Here are three takeaways from the game.
Both team were playing with heavy hearts, especially Michigan State.
Following Monday’s tragic events, when a gunman opened fire and killed three students and injured five more on the campus of Michigan State University, both teams entered Saturday’s game with heavy emotions. The Spartans were grieving the tragic deaths of fellow students as Maryland prayed for healing for its fellow Big Ten opponent.
Saturday was the first time the Spartans women’s basketball team took the court since the unthinkable shooting. The coaches and players wore gray shirts that read “Spartan Strong” in green text.
Maryland head coach Brenda Frese spoke about the events in her opening statement.
“We knew today was going to be extremely emotional. There isn’t really a way to prepare for that,” Frese said.
Senior guard Diamond Miller said that during the handshake line, she told the Michigan State players, “I’m praying for you guys.”
“At the end of the day, we’re humans. Basketball is fun, this is what we do and you never want to see a young human die over gun violence,” Miller added.
Both teams faced early scoring woes.
Scoring in the first half wasn’t friendly to either team, as both shot under 30% from the field. Miller was a bright spot for the Terps in the first 10 minutes, since she already had double-digit points. The supporting cast struggled to get going early.
Maryland always reevaluates itself at halftime and the intermission message worked. The Terps started the second half shooting 7-for-10 and displayed better cohesion than in the first half, extending its lead to double digits. With three minutes left in the third quarter, still, nobody other than Miller had scored more than 10 points.
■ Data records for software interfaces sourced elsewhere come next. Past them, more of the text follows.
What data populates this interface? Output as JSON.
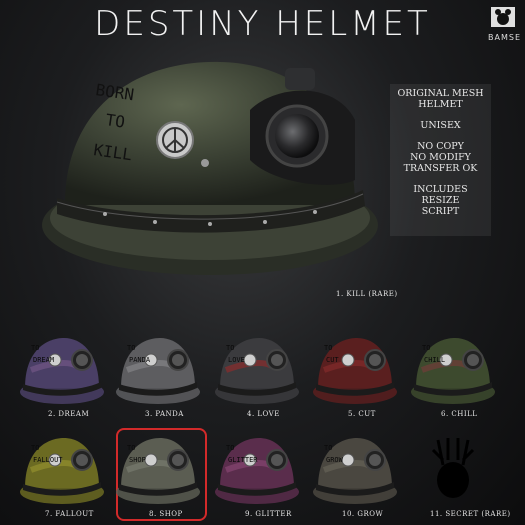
{
  "title": "DESTINY HELMET",
  "brand": "BAMSE",
  "hero": {
    "caption": "1. KILL (RARE)",
    "text_lines": [
      "BORN",
      "TO",
      "KILL"
    ]
  },
  "info": {
    "blocks": [
      [
        "ORIGINAL MESH",
        "HELMET"
      ],
      [
        "UNISEX"
      ],
      [
        "NO COPY",
        "NO MODIFY",
        "TRANSFER OK"
      ],
      [
        "INCLUDES",
        "RESIZE",
        "SCRIPT"
      ]
    ]
  },
  "variants": [
    {
      "label": "2. DREAM",
      "color": "#4a3f66",
      "accent": "#7a5a8a",
      "text": [
        "TO",
        "DREAM"
      ]
    },
    {
      "label": "3. PANDA",
      "color": "#5d5d60",
      "accent": "#8a8a8d",
      "text": [
        "TO",
        "PANDA"
      ]
    },
    {
      "label": "4. LOVE",
      "color": "#3b3b3e",
      "accent": "#9a2a2a",
      "text": [
        "TO",
        "LOVE"
      ]
    },
    {
      "label": "5. CUT",
      "color": "#5a1f1f",
      "accent": "#8a2d2d",
      "text": [
        "TO",
        "CUT"
      ]
    },
    {
      "label": "6. CHILL",
      "color": "#3d4a2e",
      "accent": "#7a3a3a",
      "text": [
        "TO",
        "CHILL"
      ]
    },
    {
      "label": "7. FALLOUT",
      "color": "#6b6a22",
      "accent": "#9a9630",
      "text": [
        "TO",
        "FALLOUT"
      ]
    },
    {
      "label": "8. SHOP",
      "color": "#5b5d52",
      "accent": "#7d8074",
      "text": [
        "TO",
        "SHOP"
      ]
    },
    {
      "label": "9. GLITTER",
      "color": "#5a2d4c",
      "accent": "#8e4a78",
      "text": [
        "TO",
        "GLITTER"
      ]
    },
    {
      "label": "10. GROW",
      "color": "#4a4740",
      "accent": "#6b675c",
      "text": [
        "TO",
        "GROW"
      ]
    },
    {
      "label": "11. SECRET (RARE)",
      "color": "#000000",
      "accent": "#000000",
      "text": []
    }
  ]
}
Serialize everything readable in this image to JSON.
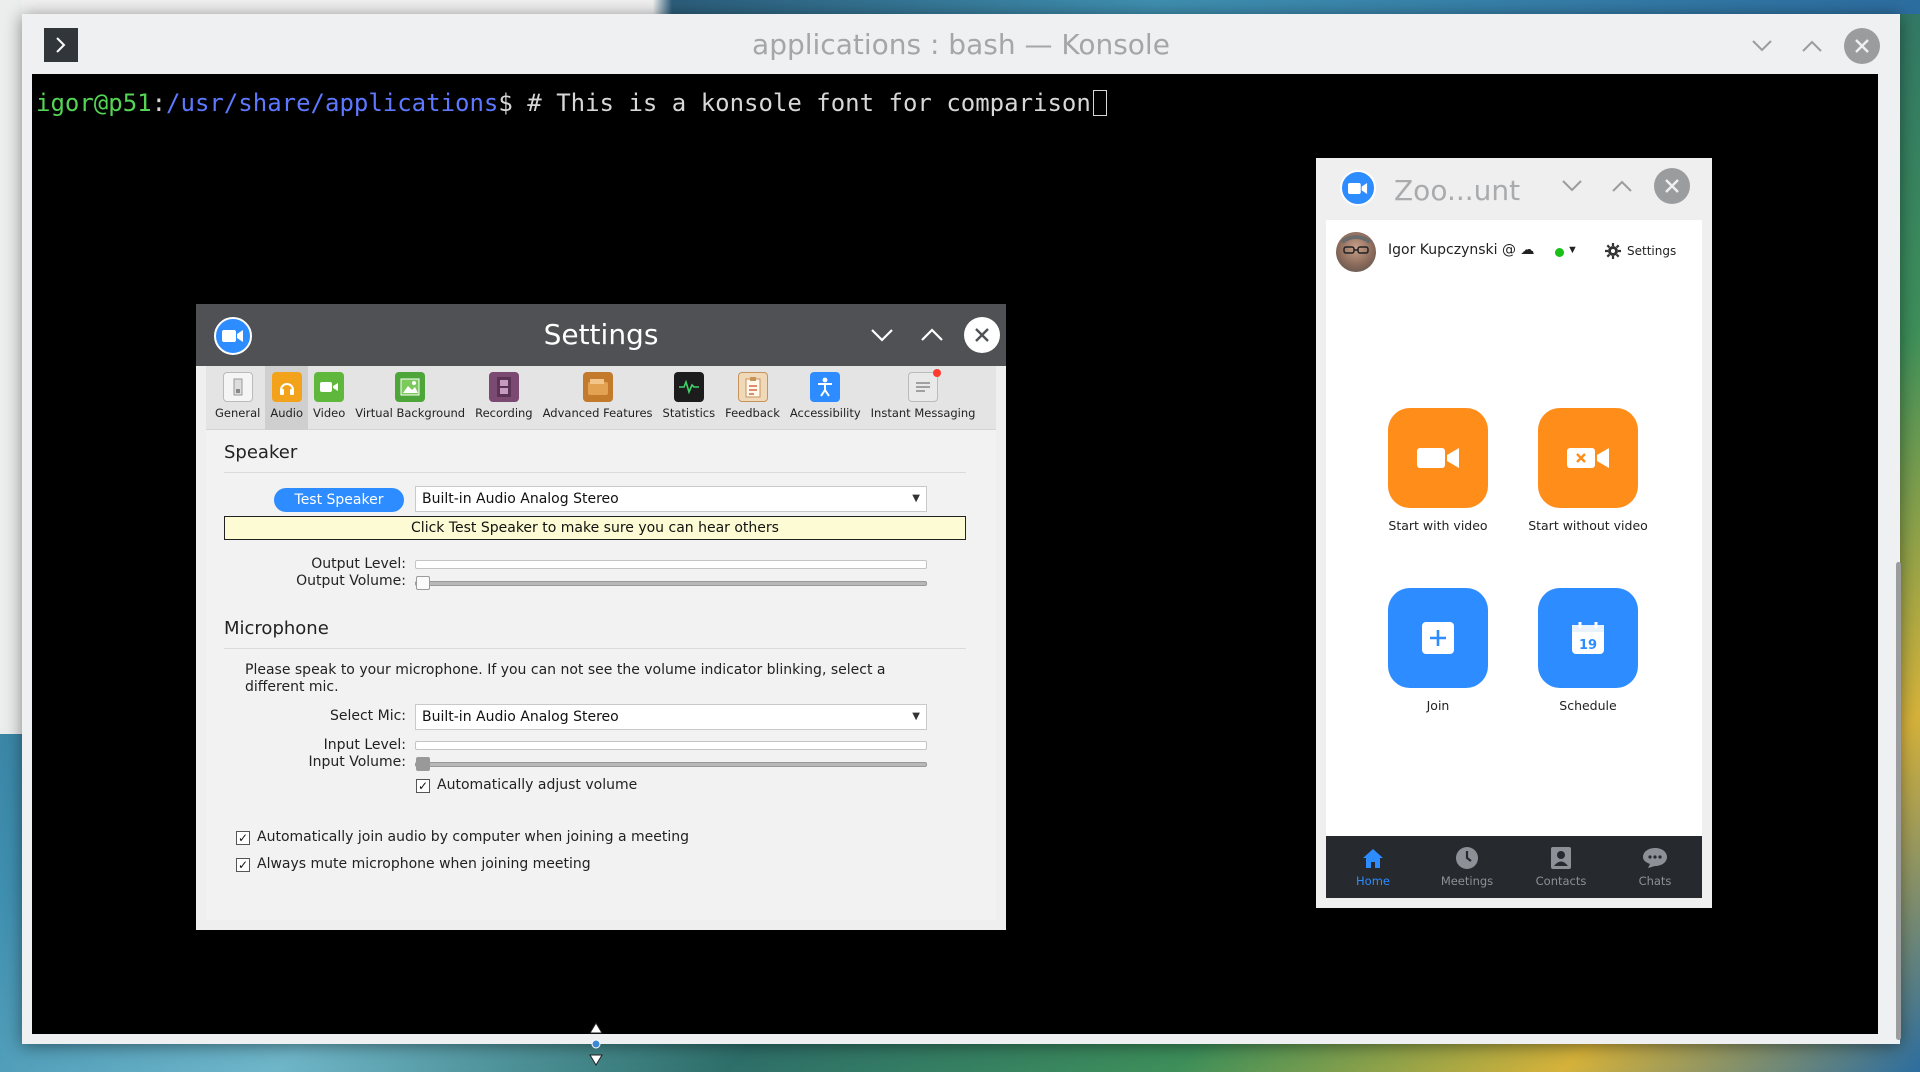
{
  "konsole": {
    "title": "applications : bash — Konsole",
    "prompt_user": "igor@p51",
    "prompt_sep": ":",
    "prompt_path": "/usr/share/applications",
    "prompt_symbol": "$ ",
    "command": "# This is a konsole font for comparison"
  },
  "settings": {
    "title": "Settings",
    "tabs": [
      {
        "label": "General",
        "icon": "general-icon"
      },
      {
        "label": "Audio",
        "icon": "audio-icon",
        "active": true
      },
      {
        "label": "Video",
        "icon": "video-icon"
      },
      {
        "label": "Virtual Background",
        "icon": "virtual-background-icon"
      },
      {
        "label": "Recording",
        "icon": "recording-icon"
      },
      {
        "label": "Advanced Features",
        "icon": "advanced-features-icon"
      },
      {
        "label": "Statistics",
        "icon": "statistics-icon"
      },
      {
        "label": "Feedback",
        "icon": "feedback-icon"
      },
      {
        "label": "Accessibility",
        "icon": "accessibility-icon"
      },
      {
        "label": "Instant Messaging",
        "icon": "instant-messaging-icon"
      }
    ],
    "speaker": {
      "heading": "Speaker",
      "test_button": "Test Speaker",
      "device": "Built-in Audio Analog Stereo",
      "hint": "Click Test Speaker to make sure you can hear others",
      "output_level_label": "Output Level:",
      "output_volume_label": "Output Volume:",
      "output_level": 0,
      "output_volume": 0
    },
    "microphone": {
      "heading": "Microphone",
      "instructions": "Please speak to your microphone. If you can not see the volume indicator blinking, select a different mic.",
      "select_label": "Select Mic:",
      "device": "Built-in Audio Analog Stereo",
      "input_level_label": "Input Level:",
      "input_volume_label": "Input Volume:",
      "input_level": 0,
      "input_volume": 0,
      "auto_adjust_label": "Automatically adjust volume",
      "auto_adjust": true
    },
    "options": [
      {
        "label": "Automatically join audio by computer when joining a meeting",
        "checked": true
      },
      {
        "label": "Always mute microphone when joining meeting",
        "checked": true
      }
    ]
  },
  "zoom_main": {
    "title": "Zoo...unt",
    "user_name": "Igor Kupczynski @ ☁",
    "status_color": "#18c018",
    "settings_label": "Settings",
    "actions": [
      {
        "label": "Start with video",
        "icon": "video-camera-icon",
        "color": "#ff8d1a"
      },
      {
        "label": "Start without video",
        "icon": "video-off-icon",
        "color": "#ff8d1a"
      },
      {
        "label": "Join",
        "icon": "plus-icon",
        "color": "#2d8cff"
      },
      {
        "label": "Schedule",
        "icon": "calendar-icon",
        "color": "#2d8cff",
        "calendar_day": "19"
      }
    ],
    "nav": [
      {
        "label": "Home",
        "icon": "home-icon",
        "active": true
      },
      {
        "label": "Meetings",
        "icon": "clock-icon"
      },
      {
        "label": "Contacts",
        "icon": "contacts-icon"
      },
      {
        "label": "Chats",
        "icon": "chat-icon"
      }
    ]
  },
  "colors": {
    "zoom_blue": "#2d8cff",
    "zoom_orange": "#ff8d1a",
    "terminal_bg": "#000000",
    "prompt_green": "#54d454",
    "prompt_blue": "#5d78ff"
  }
}
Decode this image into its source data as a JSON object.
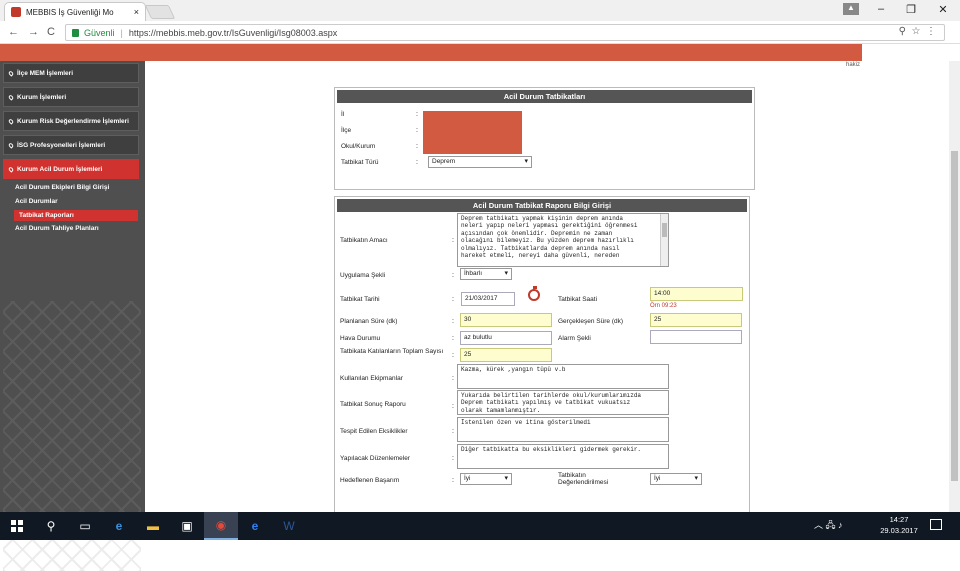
{
  "browser": {
    "tab_title": "MEBBIS İş Güvenliği Mo",
    "close": "×",
    "secure_label": "Güvenli",
    "url": "https://mebbis.meb.gov.tr/IsGuvenligi/Isg08003.aspx",
    "back": "←",
    "forward": "→",
    "reload": "C",
    "search_icon": "⚲",
    "star_icon": "☆",
    "menu_icon": "⋮",
    "minimize": "–",
    "maximize": "❐",
    "close_window": "✕"
  },
  "sidebar": {
    "items": [
      {
        "label": "İlçe MEM İşlemleri"
      },
      {
        "label": "Kurum İşlemleri"
      },
      {
        "label": "Kurum Risk Değerlendirme İşlemleri"
      },
      {
        "label": "İSG Profesyonelleri İşlemleri"
      },
      {
        "label": "Kurum Acil Durum İşlemleri"
      }
    ],
    "subitems": [
      {
        "label": "Acil Durum Ekipleri Bilgi Girişi"
      },
      {
        "label": "Acil Durumlar"
      },
      {
        "label": "Tatbikat Raporları"
      },
      {
        "label": "Acil Durum Tahliye Planları"
      }
    ]
  },
  "panel1": {
    "title": "Acil Durum Tatbikatları",
    "il_label": "İl",
    "ilce_label": "İlçe",
    "okul_label": "Okul/Kurum",
    "tur_label": "Tatbikat Türü",
    "tur_value": "Deprem"
  },
  "panel2": {
    "title": "Acil Durum Tatbikat Raporu Bilgi Girişi",
    "amac_label": "Tatbikatın Amacı",
    "amac_value": "Deprem tatbikatı yapmak kişinin deprem anında\nneleri yapıp neleri yapması gerektiğini öğrenmesi\naçısından çok önemlidir. Depremin ne zaman\nolacağını bilemeyiz. Bu yüzden deprem hazırlıklı\nolmalıyız. Tatbikatlarda deprem anında nasıl\nhareket etmeli, nereyi daha güvenli, nereden",
    "sekil_label": "Uygulama Şekli",
    "sekil_value": "İhbarlı",
    "tarih_label": "Tatbikat Tarihi",
    "tarih_value": "21/03/2017",
    "saat_label": "Tatbikat Saati",
    "saat_value": "14:00",
    "saat_hint": "Örn 09:23",
    "plan_label": "Planlanan Süre (dk)",
    "plan_value": "30",
    "gercek_label": "Gerçekleşen Süre (dk)",
    "gercek_value": "25",
    "hava_label": "Hava Durumu",
    "hava_value": "az bulutlu",
    "alarm_label": "Alarm Şekli",
    "alarm_value": "",
    "kisi_label": "Tatbikata Katılanların Toplam Sayısı",
    "kisi_value": "25",
    "ekip_label": "Kullanılan Ekipmanlar",
    "ekip_value": "Kazma, kürek ,yangın tüpü v.b",
    "rapor_label": "Tatbikat Sonuç Raporu",
    "rapor_value": "Yukarıda belirtilen tarihlerde okul/kurumlarımızda\nDeprem tatbikatı yapılmış ve tatbikat vukuatsız\nolarak tamamlanmıştır.",
    "eksik_label": "Tespit Edilen Eksiklikler",
    "eksik_value": "İstenilen özen ve itina gösterilmedi",
    "duzen_label": "Yapılacak Düzenlemeler",
    "duzen_value": "Diğer tatbikatta bu eksiklikleri gidermek gerekir.",
    "hedef_label": "Hedeflenen Başarım",
    "hedef_value": "İyi",
    "deger_label": "Tatbikatın Değerlendirilmesi",
    "deger_value": "İyi"
  },
  "colon": ":",
  "corner_text": "hakiz",
  "taskbar": {
    "time": "14:27",
    "date": "29.03.2017",
    "tray_icons": "︿ 🖧 ♪"
  }
}
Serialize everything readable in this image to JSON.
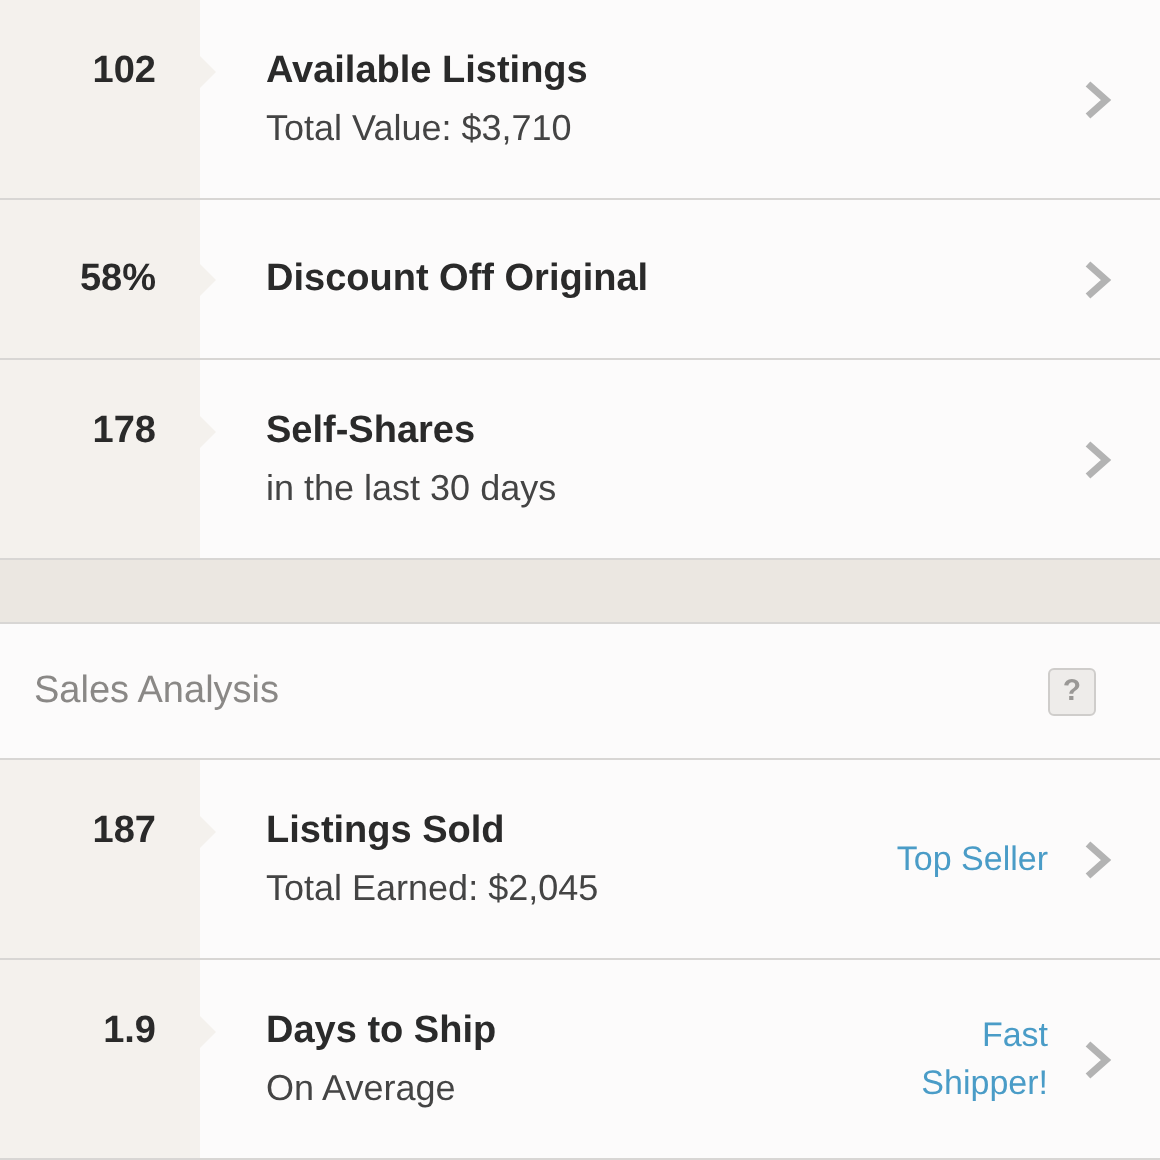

It was another example of Miller’s dominance in the Big Ten and importance to the team.
The third period was an overall bright spot for Maryland.
“Fortunately we’ve been having really good third quarters,” Frese said. “I thought the difference was we’re about to get back to playing Shy [Sellers] and playing our bench.”
Maryland had success at the free-throw line.
Miller typically draws multiple defenders. It is something she is used to already. When that happens she finds herself in a good position to draw fouls. With three minutes left in regulation, Miller, who led Maryland with 29 points, had taken 17 of Maryland’s 31 attempts from the free-throw line. Whenever the Spartans garnered momentum, Miller and the Terps’ ability to get to the line helped preserve their lead.
“Typically we shoot it better from the free-throw line ... needed every single one of those attempts,” Frese said.
Missing free throws is never something that looks good on the stat sheet and the Terps couldn’t convert seven of their 37 attempts. Graduate guard Abby Meyers went 1-for-2 at the line with 17 seconds left and the game on the line, as Maryland had a slim lead after Julia Ayrault hit back-to-back 3-pointers. Senior Faith Masonius hit two to put the game on ice for the Terps.
“I think it’s just what I do,” Miller said. “It’s part of my game trying to get to the foul line. Definitely need to execute better, but I definitely will.”
The tour of rematches with Big Ten teams continues for Maryland, as it hosts No. 7 Iowa on Tuesday evening. The Hawkeyes beat Maryland in the first meeting on Feb. 2, 96-82.